What you have to do:
Repeat exactly the lines below, from the line containing "What data populates" through the last line, both included. Leave out any pictures.

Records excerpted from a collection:
● ● ● ● ●

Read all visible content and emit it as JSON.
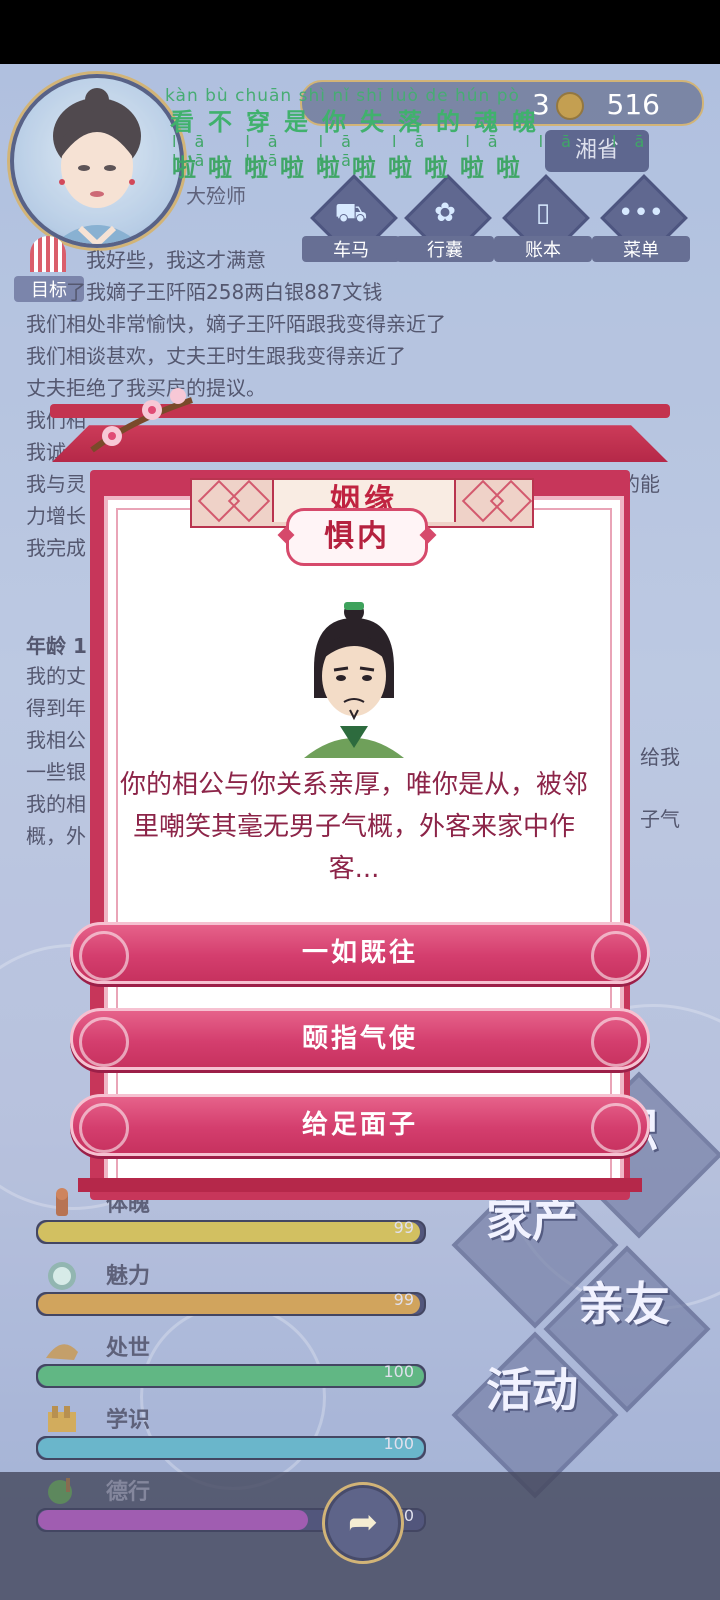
{
  "hud": {
    "player_name": "大殓师",
    "coins": "516",
    "coins_partial": "3",
    "region": "湘省",
    "actions": [
      {
        "label": "车马",
        "icon": "carriage-icon"
      },
      {
        "label": "行囊",
        "icon": "bundle-icon"
      },
      {
        "label": "账本",
        "icon": "ledger-icon"
      },
      {
        "label": "菜单",
        "icon": "menu-dots-icon"
      }
    ]
  },
  "pinyin_overlay": {
    "pinyin": "kàn bù chuān shì nǐ shī luò de hún pò",
    "hanzi": "看不穿是你失落的魂魄",
    "la_pinyin": "lā lā lā lā lā lā lā lā lā lā",
    "la_hanzi": "啦啦啦啦啦啦啦啦啦啦"
  },
  "goal_label": "目标",
  "log_lines": [
    "我好些，我这才满意",
    "了我嫡子王阡陌258两白银887文钱",
    "我们相处非常愉快，嫡子王阡陌跟我变得亲近了",
    "我们相谈甚欢，丈夫王时生跟我变得亲近了",
    "丈夫拒绝了我买房的提议。",
    "我们相",
    "我诚",
    "我与灵",
    "力增长",
    "我完成"
  ],
  "log_right_fragment": "的能",
  "age_label": "年龄 1",
  "log2_lines": [
    "我的丈",
    "得到年",
    "我相公",
    "一些银",
    "我的相",
    "概，外"
  ],
  "log2_right_fragments": [
    "给我",
    "子气"
  ],
  "stats": [
    {
      "name": "体魄",
      "value": "99",
      "level": 0.99,
      "color": "#c8b23f",
      "icon": "body-icon"
    },
    {
      "name": "魅力",
      "value": "99",
      "level": 0.99,
      "color": "#c7913a",
      "icon": "charm-icon"
    },
    {
      "name": "处世",
      "value": "100",
      "level": 1.0,
      "color": "#3fa86a",
      "icon": "worldly-icon"
    },
    {
      "name": "学识",
      "value": "100",
      "level": 1.0,
      "color": "#4aa6c0",
      "icon": "knowledge-icon"
    },
    {
      "name": "德行",
      "value": "70",
      "level": 0.7,
      "color": "#8c3aa0",
      "icon": "virtue-icon"
    }
  ],
  "tiles": [
    {
      "label": "家产"
    },
    {
      "label": "亲友"
    },
    {
      "label": "活动"
    },
    {
      "label": "职"
    }
  ],
  "modal": {
    "title": "姻缘",
    "subtitle": "惧内",
    "message": "你的相公与你关系亲厚，唯你是从，被邻里嘲笑其毫无男子气概，外客来家中作客...",
    "choices": [
      "一如既往",
      "颐指气使",
      "给足面子"
    ]
  }
}
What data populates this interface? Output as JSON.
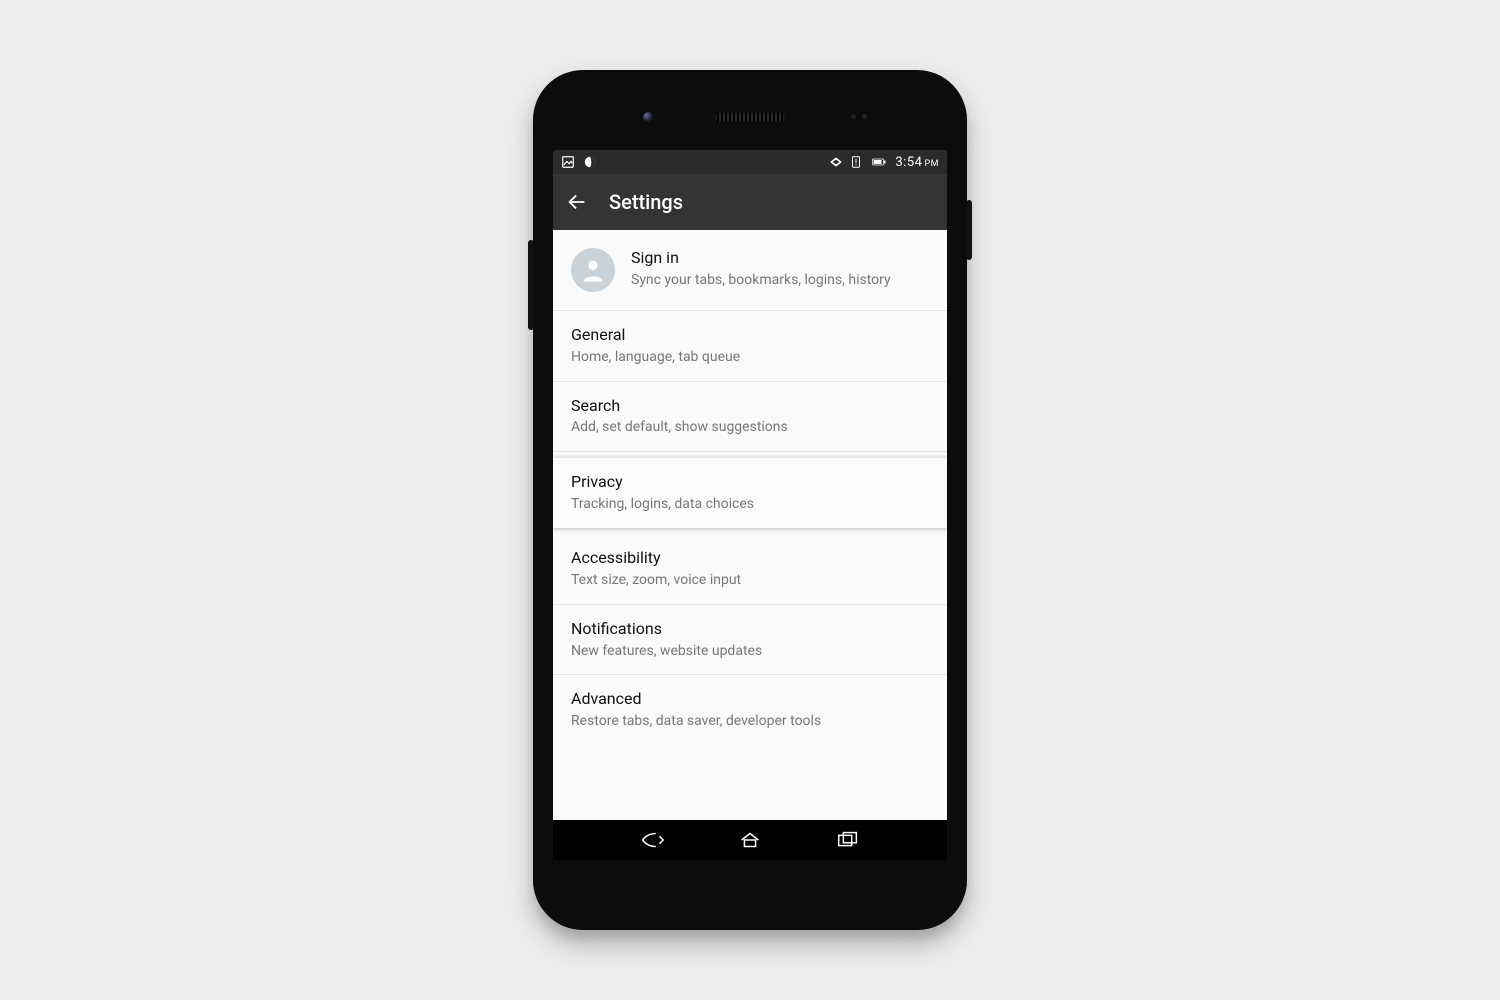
{
  "statusbar": {
    "time": "3:54",
    "ampm": "PM"
  },
  "appbar": {
    "title": "Settings"
  },
  "signin": {
    "title": "Sign in",
    "subtitle": "Sync your tabs, bookmarks, logins, history"
  },
  "items": [
    {
      "title": "General",
      "subtitle": "Home, language, tab queue"
    },
    {
      "title": "Search",
      "subtitle": "Add, set default, show suggestions"
    },
    {
      "title": "Privacy",
      "subtitle": "Tracking, logins, data choices"
    },
    {
      "title": "Accessibility",
      "subtitle": "Text size, zoom, voice input"
    },
    {
      "title": "Notifications",
      "subtitle": "New features, website updates"
    },
    {
      "title": "Advanced",
      "subtitle": "Restore tabs, data saver, developer tools"
    }
  ]
}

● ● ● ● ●

Solution to the exercise:
What data populates this interface? Output as JSON.
{
  "statusbar": {
    "time": "3:54",
    "ampm": "PM"
  },
  "appbar": {
    "title": "Settings"
  },
  "signin": {
    "title": "Sign in",
    "subtitle": "Sync your tabs, bookmarks, logins, history"
  },
  "items": [
    {
      "title": "General",
      "subtitle": "Home, language, tab queue"
    },
    {
      "title": "Search",
      "subtitle": "Add, set default, show suggestions"
    },
    {
      "title": "Privacy",
      "subtitle": "Tracking, logins, data choices"
    },
    {
      "title": "Accessibility",
      "subtitle": "Text size, zoom, voice input"
    },
    {
      "title": "Notifications",
      "subtitle": "New features, website updates"
    },
    {
      "title": "Advanced",
      "subtitle": "Restore tabs, data saver, developer tools"
    }
  ]
}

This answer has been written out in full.